*Raw data*
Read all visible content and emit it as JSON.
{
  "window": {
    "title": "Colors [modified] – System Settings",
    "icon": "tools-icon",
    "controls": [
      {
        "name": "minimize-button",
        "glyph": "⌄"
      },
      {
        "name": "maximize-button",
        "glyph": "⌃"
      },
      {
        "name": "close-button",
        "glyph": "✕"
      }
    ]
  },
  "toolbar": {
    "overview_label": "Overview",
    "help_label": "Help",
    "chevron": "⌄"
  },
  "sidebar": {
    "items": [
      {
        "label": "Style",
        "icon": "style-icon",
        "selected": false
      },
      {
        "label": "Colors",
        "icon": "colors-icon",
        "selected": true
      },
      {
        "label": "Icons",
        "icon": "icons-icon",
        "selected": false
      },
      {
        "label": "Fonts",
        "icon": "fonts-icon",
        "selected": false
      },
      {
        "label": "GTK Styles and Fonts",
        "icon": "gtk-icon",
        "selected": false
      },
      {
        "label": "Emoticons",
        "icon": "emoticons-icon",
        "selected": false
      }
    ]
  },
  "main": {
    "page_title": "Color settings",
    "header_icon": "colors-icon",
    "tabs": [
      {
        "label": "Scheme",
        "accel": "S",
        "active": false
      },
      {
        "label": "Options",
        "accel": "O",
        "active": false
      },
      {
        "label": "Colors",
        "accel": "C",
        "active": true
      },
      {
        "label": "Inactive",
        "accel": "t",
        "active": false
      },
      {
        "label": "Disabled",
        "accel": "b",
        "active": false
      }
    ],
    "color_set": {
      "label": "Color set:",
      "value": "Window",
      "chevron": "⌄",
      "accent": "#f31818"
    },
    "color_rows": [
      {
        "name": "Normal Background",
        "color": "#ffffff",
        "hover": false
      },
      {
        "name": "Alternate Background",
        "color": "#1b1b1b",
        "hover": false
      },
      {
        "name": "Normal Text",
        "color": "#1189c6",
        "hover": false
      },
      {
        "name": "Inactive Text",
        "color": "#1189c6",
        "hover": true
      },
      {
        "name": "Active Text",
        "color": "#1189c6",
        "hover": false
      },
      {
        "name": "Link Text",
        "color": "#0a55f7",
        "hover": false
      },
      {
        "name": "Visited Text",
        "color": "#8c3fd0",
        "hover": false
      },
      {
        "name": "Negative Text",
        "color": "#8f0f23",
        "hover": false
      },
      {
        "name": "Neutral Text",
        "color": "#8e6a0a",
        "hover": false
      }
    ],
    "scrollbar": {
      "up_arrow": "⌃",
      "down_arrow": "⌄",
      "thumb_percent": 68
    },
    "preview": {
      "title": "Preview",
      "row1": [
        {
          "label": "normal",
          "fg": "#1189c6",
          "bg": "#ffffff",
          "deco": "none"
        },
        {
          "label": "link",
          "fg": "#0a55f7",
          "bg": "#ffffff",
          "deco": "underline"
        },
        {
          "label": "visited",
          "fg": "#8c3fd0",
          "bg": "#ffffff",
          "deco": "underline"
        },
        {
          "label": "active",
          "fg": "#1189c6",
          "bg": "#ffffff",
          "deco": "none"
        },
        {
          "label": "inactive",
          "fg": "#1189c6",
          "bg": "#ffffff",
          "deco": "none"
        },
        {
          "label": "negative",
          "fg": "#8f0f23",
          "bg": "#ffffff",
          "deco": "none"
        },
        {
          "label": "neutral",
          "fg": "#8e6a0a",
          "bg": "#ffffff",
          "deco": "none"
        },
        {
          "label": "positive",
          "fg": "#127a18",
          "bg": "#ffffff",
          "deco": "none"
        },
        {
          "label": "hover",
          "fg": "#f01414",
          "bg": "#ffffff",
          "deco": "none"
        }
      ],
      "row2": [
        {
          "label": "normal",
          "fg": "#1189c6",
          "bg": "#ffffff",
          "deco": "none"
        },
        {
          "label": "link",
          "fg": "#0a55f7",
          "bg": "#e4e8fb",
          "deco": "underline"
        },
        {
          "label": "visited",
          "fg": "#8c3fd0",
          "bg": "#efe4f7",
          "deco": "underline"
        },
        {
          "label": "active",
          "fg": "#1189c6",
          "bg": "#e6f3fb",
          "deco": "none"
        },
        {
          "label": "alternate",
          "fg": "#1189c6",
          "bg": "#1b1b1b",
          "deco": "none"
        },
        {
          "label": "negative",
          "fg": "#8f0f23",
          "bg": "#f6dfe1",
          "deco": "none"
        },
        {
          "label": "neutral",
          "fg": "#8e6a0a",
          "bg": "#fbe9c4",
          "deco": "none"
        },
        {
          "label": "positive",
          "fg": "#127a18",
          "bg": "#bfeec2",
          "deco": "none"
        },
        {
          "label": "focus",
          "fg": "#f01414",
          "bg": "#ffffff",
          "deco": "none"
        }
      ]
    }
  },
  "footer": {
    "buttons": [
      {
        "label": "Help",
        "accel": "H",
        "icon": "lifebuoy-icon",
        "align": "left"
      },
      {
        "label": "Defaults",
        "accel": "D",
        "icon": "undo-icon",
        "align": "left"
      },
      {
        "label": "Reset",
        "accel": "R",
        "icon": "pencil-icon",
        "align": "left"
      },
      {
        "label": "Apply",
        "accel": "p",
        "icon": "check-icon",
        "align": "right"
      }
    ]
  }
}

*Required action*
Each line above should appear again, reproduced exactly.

*Written response*
Read all visible content and emit it as JSON.
{
  "window": {
    "title": "Colors [modified] – System Settings",
    "icon": "tools-icon",
    "controls": [
      {
        "name": "minimize-button",
        "glyph": "⌄"
      },
      {
        "name": "maximize-button",
        "glyph": "⌃"
      },
      {
        "name": "close-button",
        "glyph": "✕"
      }
    ]
  },
  "toolbar": {
    "overview_label": "Overview",
    "help_label": "Help",
    "chevron": "⌄"
  },
  "sidebar": {
    "items": [
      {
        "label": "Style",
        "icon": "style-icon",
        "selected": false
      },
      {
        "label": "Colors",
        "icon": "colors-icon",
        "selected": true
      },
      {
        "label": "Icons",
        "icon": "icons-icon",
        "selected": false
      },
      {
        "label": "Fonts",
        "icon": "fonts-icon",
        "selected": false
      },
      {
        "label": "GTK Styles and Fonts",
        "icon": "gtk-icon",
        "selected": false
      },
      {
        "label": "Emoticons",
        "icon": "emoticons-icon",
        "selected": false
      }
    ]
  },
  "main": {
    "page_title": "Color settings",
    "header_icon": "colors-icon",
    "tabs": [
      {
        "label": "Scheme",
        "accel": "S",
        "active": false
      },
      {
        "label": "Options",
        "accel": "O",
        "active": false
      },
      {
        "label": "Colors",
        "accel": "C",
        "active": true
      },
      {
        "label": "Inactive",
        "accel": "t",
        "active": false
      },
      {
        "label": "Disabled",
        "accel": "b",
        "active": false
      }
    ],
    "color_set": {
      "label": "Color set:",
      "value": "Window",
      "chevron": "⌄",
      "accent": "#f31818"
    },
    "color_rows": [
      {
        "name": "Normal Background",
        "color": "#ffffff",
        "hover": false
      },
      {
        "name": "Alternate Background",
        "color": "#1b1b1b",
        "hover": false
      },
      {
        "name": "Normal Text",
        "color": "#1189c6",
        "hover": false
      },
      {
        "name": "Inactive Text",
        "color": "#1189c6",
        "hover": true
      },
      {
        "name": "Active Text",
        "color": "#1189c6",
        "hover": false
      },
      {
        "name": "Link Text",
        "color": "#0a55f7",
        "hover": false
      },
      {
        "name": "Visited Text",
        "color": "#8c3fd0",
        "hover": false
      },
      {
        "name": "Negative Text",
        "color": "#8f0f23",
        "hover": false
      },
      {
        "name": "Neutral Text",
        "color": "#8e6a0a",
        "hover": false
      }
    ],
    "scrollbar": {
      "up_arrow": "⌃",
      "down_arrow": "⌄",
      "thumb_percent": 68
    },
    "preview": {
      "title": "Preview",
      "row1": [
        {
          "label": "normal",
          "fg": "#1189c6",
          "bg": "#ffffff",
          "deco": "none"
        },
        {
          "label": "link",
          "fg": "#0a55f7",
          "bg": "#ffffff",
          "deco": "underline"
        },
        {
          "label": "visited",
          "fg": "#8c3fd0",
          "bg": "#ffffff",
          "deco": "underline"
        },
        {
          "label": "active",
          "fg": "#1189c6",
          "bg": "#ffffff",
          "deco": "none"
        },
        {
          "label": "inactive",
          "fg": "#1189c6",
          "bg": "#ffffff",
          "deco": "none"
        },
        {
          "label": "negative",
          "fg": "#8f0f23",
          "bg": "#ffffff",
          "deco": "none"
        },
        {
          "label": "neutral",
          "fg": "#8e6a0a",
          "bg": "#ffffff",
          "deco": "none"
        },
        {
          "label": "positive",
          "fg": "#127a18",
          "bg": "#ffffff",
          "deco": "none"
        },
        {
          "label": "hover",
          "fg": "#f01414",
          "bg": "#ffffff",
          "deco": "none"
        }
      ],
      "row2": [
        {
          "label": "normal",
          "fg": "#1189c6",
          "bg": "#ffffff",
          "deco": "none"
        },
        {
          "label": "link",
          "fg": "#0a55f7",
          "bg": "#e4e8fb",
          "deco": "underline"
        },
        {
          "label": "visited",
          "fg": "#8c3fd0",
          "bg": "#efe4f7",
          "deco": "underline"
        },
        {
          "label": "active",
          "fg": "#1189c6",
          "bg": "#e6f3fb",
          "deco": "none"
        },
        {
          "label": "alternate",
          "fg": "#1189c6",
          "bg": "#1b1b1b",
          "deco": "none"
        },
        {
          "label": "negative",
          "fg": "#8f0f23",
          "bg": "#f6dfe1",
          "deco": "none"
        },
        {
          "label": "neutral",
          "fg": "#8e6a0a",
          "bg": "#fbe9c4",
          "deco": "none"
        },
        {
          "label": "positive",
          "fg": "#127a18",
          "bg": "#bfeec2",
          "deco": "none"
        },
        {
          "label": "focus",
          "fg": "#f01414",
          "bg": "#ffffff",
          "deco": "none"
        }
      ]
    }
  },
  "footer": {
    "buttons": [
      {
        "label": "Help",
        "accel": "H",
        "icon": "lifebuoy-icon",
        "align": "left"
      },
      {
        "label": "Defaults",
        "accel": "D",
        "icon": "undo-icon",
        "align": "left"
      },
      {
        "label": "Reset",
        "accel": "R",
        "icon": "pencil-icon",
        "align": "left"
      },
      {
        "label": "Apply",
        "accel": "p",
        "icon": "check-icon",
        "align": "right"
      }
    ]
  }
}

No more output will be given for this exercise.